If in the account just before this Jesus had spoken a harsh word to the Pharisees, telling them to repent, for whoever exalts themselves will be humbled, to these tax-collectors and sinners, Jesus speaks a consoling word, a word to gather them into his flock:
4 “What man of you,”[said Jesus,]
“having a hundred sheep, if he has lost one of them, does not leave the ninety-nine in the open country, and go after the one that is lost, until he finds it? 5 And when he has found it, he lays it on his shoulders, rejoicing. 6 And when he comes home, he calls together his friends and his neighbors, saying to them, ‘Rejoice with me, for I have found my sheep that was lost.’ 7 Just so, I tell you, there will be more joy in heaven over one sinner who repents than over ninety-nine righteous persons who need no repentance.
If the Pharisees and teachers of the Law were showing how the kingdom of God could not include sinners, Jesus shows how the kingdom God includes only sinners. If the Pharisees and teachers of the Law were teaching that entrance to the kingdom comes through obedience, Jesus teaches how entrance into the kingdom comes through the gift of repentance and faith.
And Jesus does this in giving us the imagery of a flock of sheep. You can’t be a sheep on your own. It’s a flock. And in the flock, the sheep are bound to each other because they are bound to the Shepherd. He knows their names, they know his voice.
When we find ourselves to be like the Pharisees, finding ourselves trying to self-justify, trying to look down on others, trying to keep everyone clean by obedience, we hear Jesus say, I did not come to call the righteous, but the unrighteous, and there we hear him tell us that we, in our self-justification are unrighteousness, and our shepherd brings us to his gift of repentance.
When we find ourselves the lost sheep, having wandered from his gifts, having tried to live apart from the congregation he gathers to his Name, finding ourselves isolated in our sin and weakness, we hear Jesus say, I did not come to call the righteous, but the unrighteous, and we know that our Shepherd is again gathering us into his flock.
Because, what Jesus wants for his sheep is not a perfectly lived life under the Law’s obedience. For that, Jesus could’ve left us in the hands of the Pharisees and teachers of the Law. (And we can’t live that life of obedience, anyway, unless we can somehow claim that we don’t live in sinful flesh.) What Jesus, the Good Shepherd wants for his sheep is repentance. That’s what brings a smile to the Shepherd’s face. Luke 15:7:
Just so, I tell you, there will be more joy in Heaven over one sinner who repents than over ninety-nine righteous persons who need no repentance.
And repentance is not just contrition over sin. A teacher of the Law can accomplish that; a Pharisee can make the adulterous woman feel shame for her sin. But repentance is contrition over sin and faith in Jesus to forgive sin. It is hearing not only God’s Word of Law, but finally his Word of Gospel. Repentance is confessing not only that I am a sinner, but also that Jesus is my Savior, who, by his Body and Blood, brings the forgiveness of the cross to me.

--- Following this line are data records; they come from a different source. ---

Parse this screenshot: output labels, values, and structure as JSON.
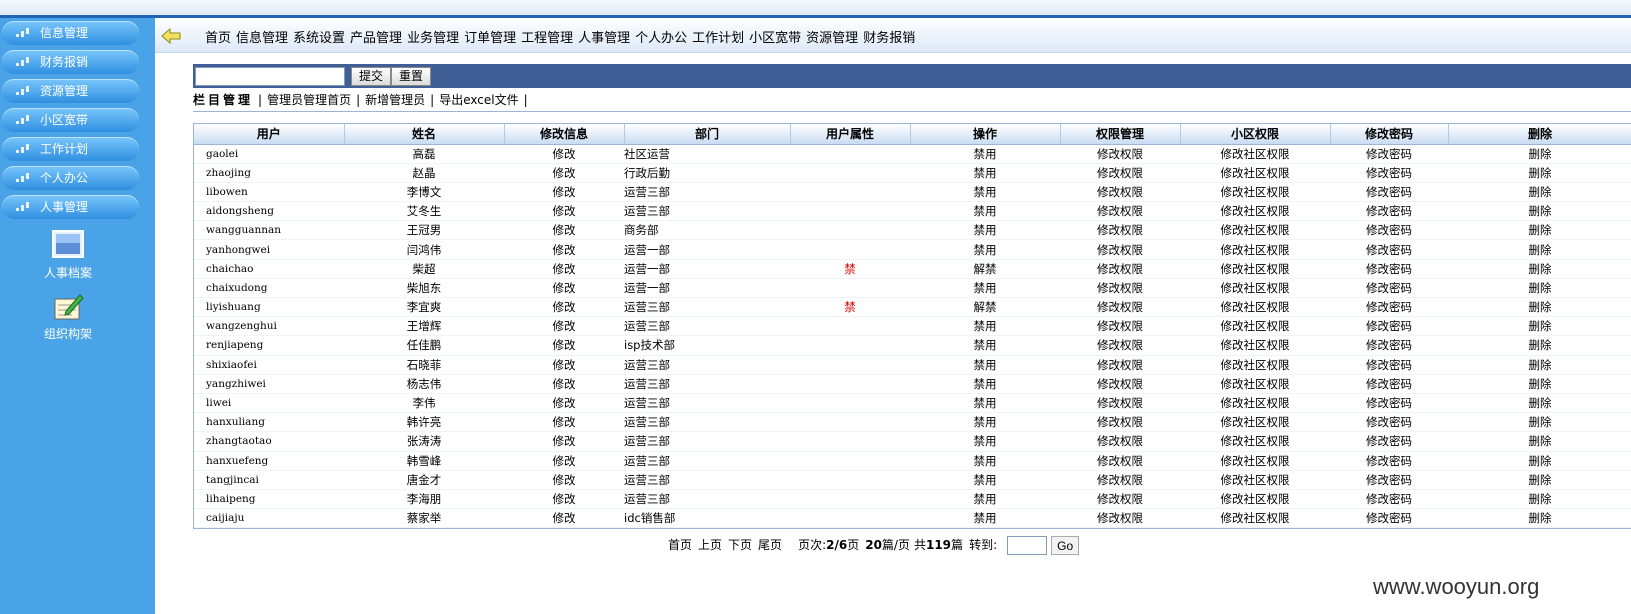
{
  "sidebar": {
    "menu": [
      "信息管理",
      "财务报销",
      "资源管理",
      "小区宽带",
      "工作计划",
      "个人办公",
      "人事管理"
    ],
    "tools": [
      {
        "label": "人事档案",
        "icon": "monitor-icon"
      },
      {
        "label": "组织构架",
        "icon": "notepad-pen-icon"
      }
    ]
  },
  "nav": {
    "items": [
      "首页",
      "信息管理",
      "系统设置",
      "产品管理",
      "业务管理",
      "订单管理",
      "工程管理",
      "人事管理",
      "个人办公",
      "工作计划",
      "小区宽带",
      "资源管理",
      "财务报销"
    ]
  },
  "toolbar": {
    "search_value": "",
    "submit_label": "提交",
    "reset_label": "重置"
  },
  "crumbs": {
    "title": "栏目管理",
    "links": [
      "管理员管理首页",
      "新增管理员",
      "导出excel文件"
    ]
  },
  "table": {
    "headers": [
      "用户",
      "姓名",
      "修改信息",
      "部门",
      "用户属性",
      "操作",
      "权限管理",
      "小区权限",
      "修改密码",
      "删除"
    ],
    "rows": [
      [
        "gaolei",
        "高磊",
        "修改",
        "社区运营",
        "",
        "禁用",
        "修改权限",
        "修改社区权限",
        "修改密码",
        "删除"
      ],
      [
        "zhaojing",
        "赵晶",
        "修改",
        "行政后勤",
        "",
        "禁用",
        "修改权限",
        "修改社区权限",
        "修改密码",
        "删除"
      ],
      [
        "libowen",
        "李博文",
        "修改",
        "运营三部",
        "",
        "禁用",
        "修改权限",
        "修改社区权限",
        "修改密码",
        "删除"
      ],
      [
        "aidongsheng",
        "艾冬生",
        "修改",
        "运营三部",
        "",
        "禁用",
        "修改权限",
        "修改社区权限",
        "修改密码",
        "删除"
      ],
      [
        "wangguannan",
        "王冠男",
        "修改",
        "商务部",
        "",
        "禁用",
        "修改权限",
        "修改社区权限",
        "修改密码",
        "删除"
      ],
      [
        "yanhongwei",
        "闫鸿伟",
        "修改",
        "运营一部",
        "",
        "禁用",
        "修改权限",
        "修改社区权限",
        "修改密码",
        "删除"
      ],
      [
        "chaichao",
        "柴超",
        "修改",
        "运营一部",
        "禁",
        "解禁",
        "修改权限",
        "修改社区权限",
        "修改密码",
        "删除"
      ],
      [
        "chaixudong",
        "柴旭东",
        "修改",
        "运营一部",
        "",
        "禁用",
        "修改权限",
        "修改社区权限",
        "修改密码",
        "删除"
      ],
      [
        "liyishuang",
        "李宜爽",
        "修改",
        "运营三部",
        "禁",
        "解禁",
        "修改权限",
        "修改社区权限",
        "修改密码",
        "删除"
      ],
      [
        "wangzenghui",
        "王增辉",
        "修改",
        "运营三部",
        "",
        "禁用",
        "修改权限",
        "修改社区权限",
        "修改密码",
        "删除"
      ],
      [
        "renjiapeng",
        "任佳鹏",
        "修改",
        "isp技术部",
        "",
        "禁用",
        "修改权限",
        "修改社区权限",
        "修改密码",
        "删除"
      ],
      [
        "shixiaofei",
        "石晓菲",
        "修改",
        "运营三部",
        "",
        "禁用",
        "修改权限",
        "修改社区权限",
        "修改密码",
        "删除"
      ],
      [
        "yangzhiwei",
        "杨志伟",
        "修改",
        "运营三部",
        "",
        "禁用",
        "修改权限",
        "修改社区权限",
        "修改密码",
        "删除"
      ],
      [
        "liwei",
        "李伟",
        "修改",
        "运营三部",
        "",
        "禁用",
        "修改权限",
        "修改社区权限",
        "修改密码",
        "删除"
      ],
      [
        "hanxuliang",
        "韩许亮",
        "修改",
        "运营三部",
        "",
        "禁用",
        "修改权限",
        "修改社区权限",
        "修改密码",
        "删除"
      ],
      [
        "zhangtaotao",
        "张涛涛",
        "修改",
        "运营三部",
        "",
        "禁用",
        "修改权限",
        "修改社区权限",
        "修改密码",
        "删除"
      ],
      [
        "hanxuefeng",
        "韩雪峰",
        "修改",
        "运营三部",
        "",
        "禁用",
        "修改权限",
        "修改社区权限",
        "修改密码",
        "删除"
      ],
      [
        "tangjincai",
        "唐金才",
        "修改",
        "运营三部",
        "",
        "禁用",
        "修改权限",
        "修改社区权限",
        "修改密码",
        "删除"
      ],
      [
        "lihaipeng",
        "李海朋",
        "修改",
        "运营三部",
        "",
        "禁用",
        "修改权限",
        "修改社区权限",
        "修改密码",
        "删除"
      ],
      [
        "caijiaju",
        "蔡家举",
        "修改",
        "idc销售部",
        "",
        "禁用",
        "修改权限",
        "修改社区权限",
        "修改密码",
        "删除"
      ]
    ]
  },
  "pager": {
    "first": "首页",
    "prev": "上页",
    "next": "下页",
    "last": "尾页",
    "page_label": "页次:",
    "page_info": "2/6",
    "page_unit": "页",
    "per_page": "20",
    "per_page_unit": "篇/页",
    "total_label": "共",
    "total": "119",
    "total_unit": "篇",
    "goto_label": "转到:",
    "goto_value": "",
    "go_label": "Go"
  },
  "watermark": "www.wooyun.org",
  "colors": {
    "sidebar": "#4aa3e6",
    "toolbar": "#3f5f96",
    "accent": "#1f63b5",
    "warning": "#e00000"
  }
}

And repentance is confessing not only that Jesus is my Savior, is the Shepherd who gathers me into his flock, but confessing also that he has a flock. I am not a sheep in isolation, but I am his sheep bound in oneness with all his other sheep—for if he has his sheep floating around isolated and independent, without gathering them back into the flock, then he is no shepherd, but only a hireling.

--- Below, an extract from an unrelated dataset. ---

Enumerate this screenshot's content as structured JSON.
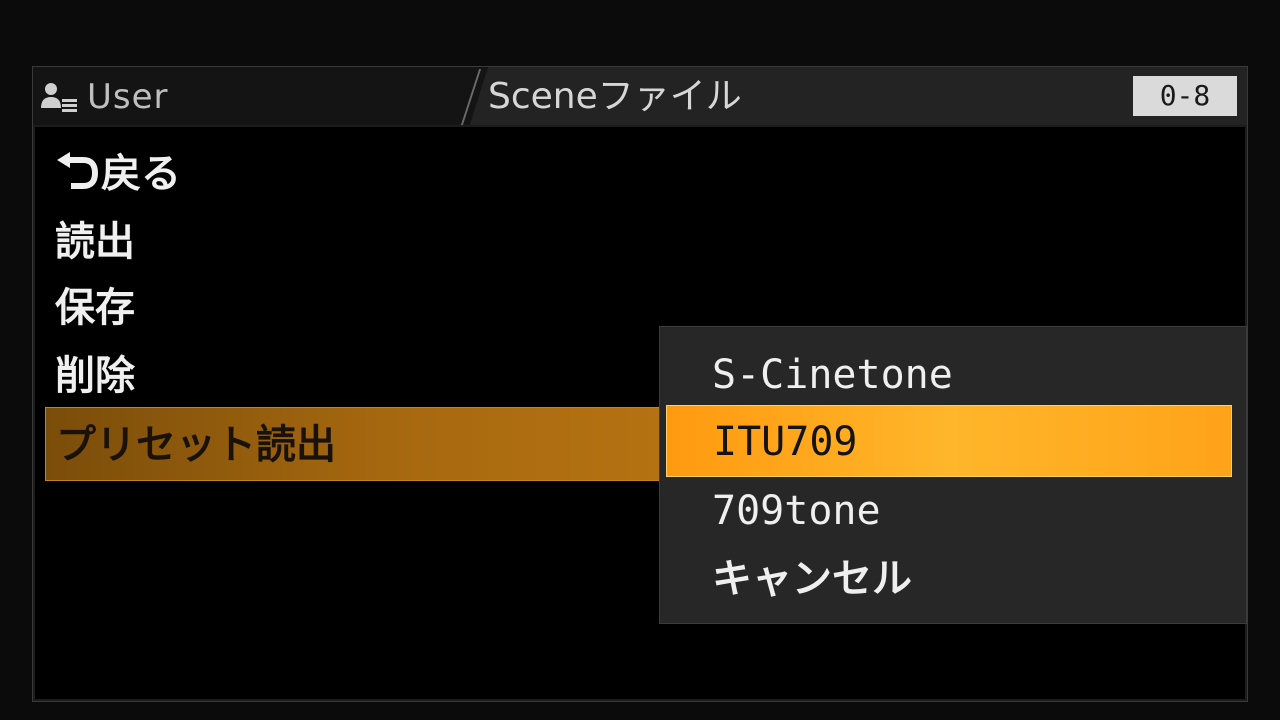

So repentance is confessing that my Lord has me in oneness with all his other sheep, in such a way that I can look at them as my brothers and sisters, and I can go about my life in the sheepfold not counting their sins against them—for the Shepherd surely does not—but rejoicing that they, too, have been gathered into the flock by the Shepherd, they are cleansed by his Word, fed by his Sacrament, and the Good Shepherd has promised to never let them go.
For if there is one thing that brings a smile to the face of this Shepherd, and brings joy in Heaven and rejoicing in the Church, it is a repentant sinner gathered into his flock to hear his word of forgiveness and be joined to his sheep.
IN THE NAME OF JESUS.